Date: Tuesday, March 31, 2009
Author: Reuters.com

The Hedge Fund Standards Board (HFSB) told Reuters it expects global regulators to propose "sensible" rules for the freewheeling industry and said investors were starting to return to the sector.

Antonio Borges, chairman of the HFSB, which sets best practice standards on disclosure and governance and which now covers nearly two-thirds of the European industry, said he expected global regulators to adopt a model similar to the UK's framework of supervising hedge fund managers.
"I think there will be movement for regulation throughout the world that is quite similar to the British model," Borges said in an interview.
Hedge fund managers in the UK, the centre of Europe's hedge fund industry, are regulated and supervised by the Financial Services Authority, though funds are mostly based offshore, in more lightly regulated locations.
"Most regulators and politicians realise hedge funds don't create any systemic risk," Borges said.
"All kinds of proposals are on the table, such as banning hedge funds ... What I've heard from authorities is that what they're working on is quite sensible." The move comes ahead of this week's meeting in London of G20 leaders, who will consider proposals for directly regulating all market participants.
Next month the European Commission will propose a draft law to directly regulate the bloc's hedge fund and private equity sectors, which is expected to include mandatory registration and an obligation to supply data to supervisors.
Last week the Alternative Investment Management Association told the Reuters Hedge Funds and Private Equity Summit there would be a "strong push" around the world for registration of hedge fund managers.

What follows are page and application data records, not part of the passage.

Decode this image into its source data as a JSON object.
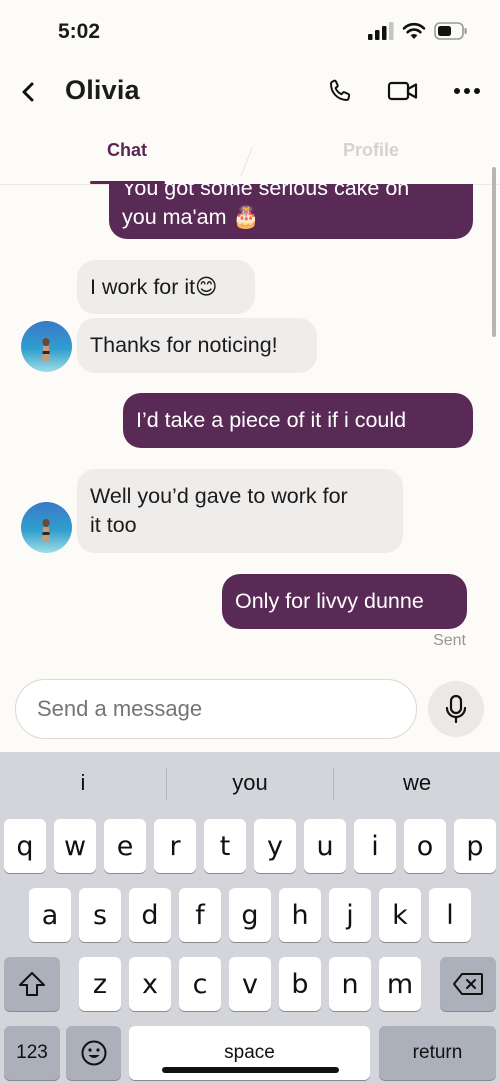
{
  "status_bar": {
    "time": "5:02"
  },
  "header": {
    "contact_name": "Olivia"
  },
  "tabs": [
    {
      "label": "Chat"
    },
    {
      "label": "Profile"
    }
  ],
  "messages": [
    {
      "direction": "out",
      "text_line1": "You got some serious cake on",
      "text_line2": "you ma'am 🎂"
    },
    {
      "direction": "in",
      "text": "I work for it😊"
    },
    {
      "direction": "in",
      "text": "Thanks for noticing!"
    },
    {
      "direction": "out",
      "text": "I’d take a piece of it if i could"
    },
    {
      "direction": "in",
      "text_line1": "Well you’d gave to work for",
      "text_line2": "it too"
    },
    {
      "direction": "out",
      "text": "Only for livvy dunne"
    }
  ],
  "sent_status": "Sent",
  "composer": {
    "placeholder": "Send a message"
  },
  "keyboard": {
    "suggestions": [
      "i",
      "you",
      "we"
    ],
    "row1": [
      "q",
      "w",
      "e",
      "r",
      "t",
      "y",
      "u",
      "i",
      "o",
      "p"
    ],
    "row2": [
      "a",
      "s",
      "d",
      "f",
      "g",
      "h",
      "j",
      "k",
      "l"
    ],
    "row3": [
      "z",
      "x",
      "c",
      "v",
      "b",
      "n",
      "m"
    ],
    "numbers_label": "123",
    "space_label": "space",
    "return_label": "return"
  },
  "colors": {
    "accent": "#5a2a57",
    "incoming_bubble": "#efedeb",
    "keyboard_bg": "#d3d5db"
  }
}
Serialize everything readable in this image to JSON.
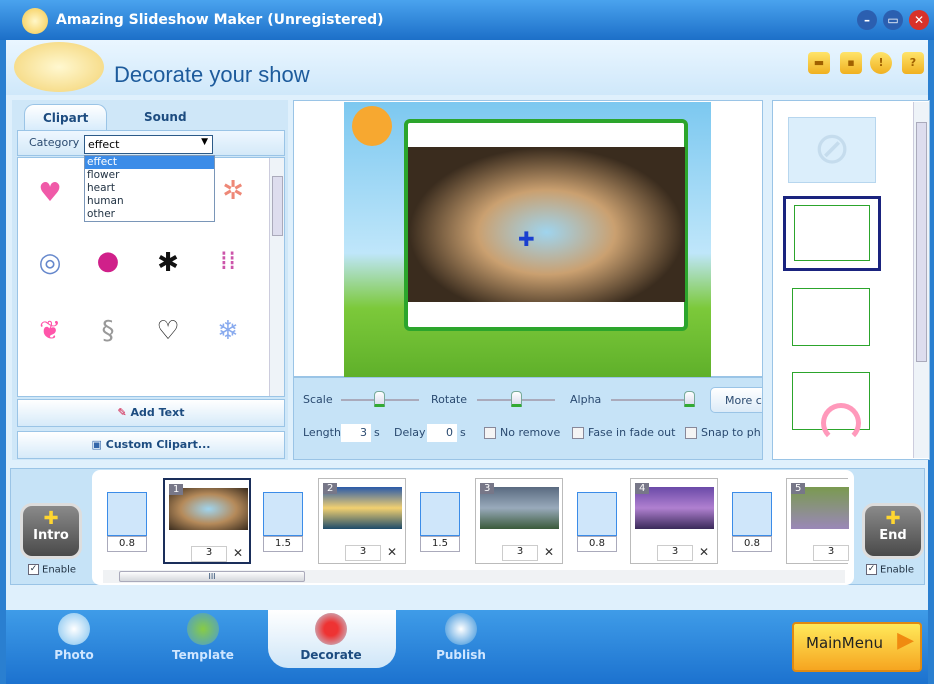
{
  "window": {
    "title": "Amazing Slideshow Maker (Unregistered)"
  },
  "header": {
    "title": "Decorate your show"
  },
  "left": {
    "tabs": [
      "Clipart",
      "Sound"
    ],
    "category_label": "Category",
    "category_value": "effect",
    "category_options": [
      "effect",
      "flower",
      "heart",
      "human",
      "other"
    ],
    "add_text": "Add Text",
    "custom_clipart": "Custom Clipart..."
  },
  "controls": {
    "scale": "Scale",
    "rotate": "Rotate",
    "alpha": "Alpha",
    "scale_level": 0.5,
    "rotate_level": 0.5,
    "alpha_level": 1.0,
    "more": "More c",
    "length_label": "Length",
    "length": "3",
    "delay_label": "Delay",
    "delay": "0",
    "unit": "s",
    "no_remove": "No remove",
    "fade": "Fase in fade out",
    "snap": "Snap to pho"
  },
  "timeline": {
    "intro": "Intro",
    "end": "End",
    "enable": "Enable",
    "transitions": [
      "0.8",
      "1.5",
      "1.5",
      "0.8",
      "0.8"
    ],
    "slides": [
      {
        "n": "1",
        "len": "3"
      },
      {
        "n": "2",
        "len": "3"
      },
      {
        "n": "3",
        "len": "3"
      },
      {
        "n": "4",
        "len": "3"
      },
      {
        "n": "5",
        "len": "3"
      }
    ]
  },
  "nav": {
    "items": [
      "Photo",
      "Template",
      "Decorate",
      "Publish"
    ],
    "main_menu": "MainMenu"
  }
}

Borges also said institutional investors were returning to invest in hedge funds, though wealthy clients were still on the sidelines.
"There's certainly a dramatic reversal since November, December," he said.
"Many hedge funds are saying investors are coming back, sometimes with very large mandates ... Institutional investors are returning to the hedge fund industry in a very serious, well thought-through process." The HFSB said on Monday that 13 more hedge fund firms, including Odey, Jupiter and The Children's Investment fund (TCI), had signed up to the voluntary code.
"During the crisis in the fall, everyone had got other things on their mind ... People were saying, 'I don't know if I'm going to survive, whether the world is collapsing'," he said.
"Now funds are making money, and there isn't a feeling of emergency as there was in November and December."
Borges said signing up to the HFSB costs between 2,000 pounds and 25,000 pounds a year, depending on a firm's size.
The founding members initially paid close to 70,000 pounds a year, although this figure is falling, and all members should be paying the same fee in a couple of years, he said. (Additional reporting by Huw Jones, editing by Will Waterman) (To read the Reuters Hedge Fund Blog click on http://blogs.reuters.com/hedgehub; for the Global Investing Blog click on http://blogs.reuters.com/globalinvesting/)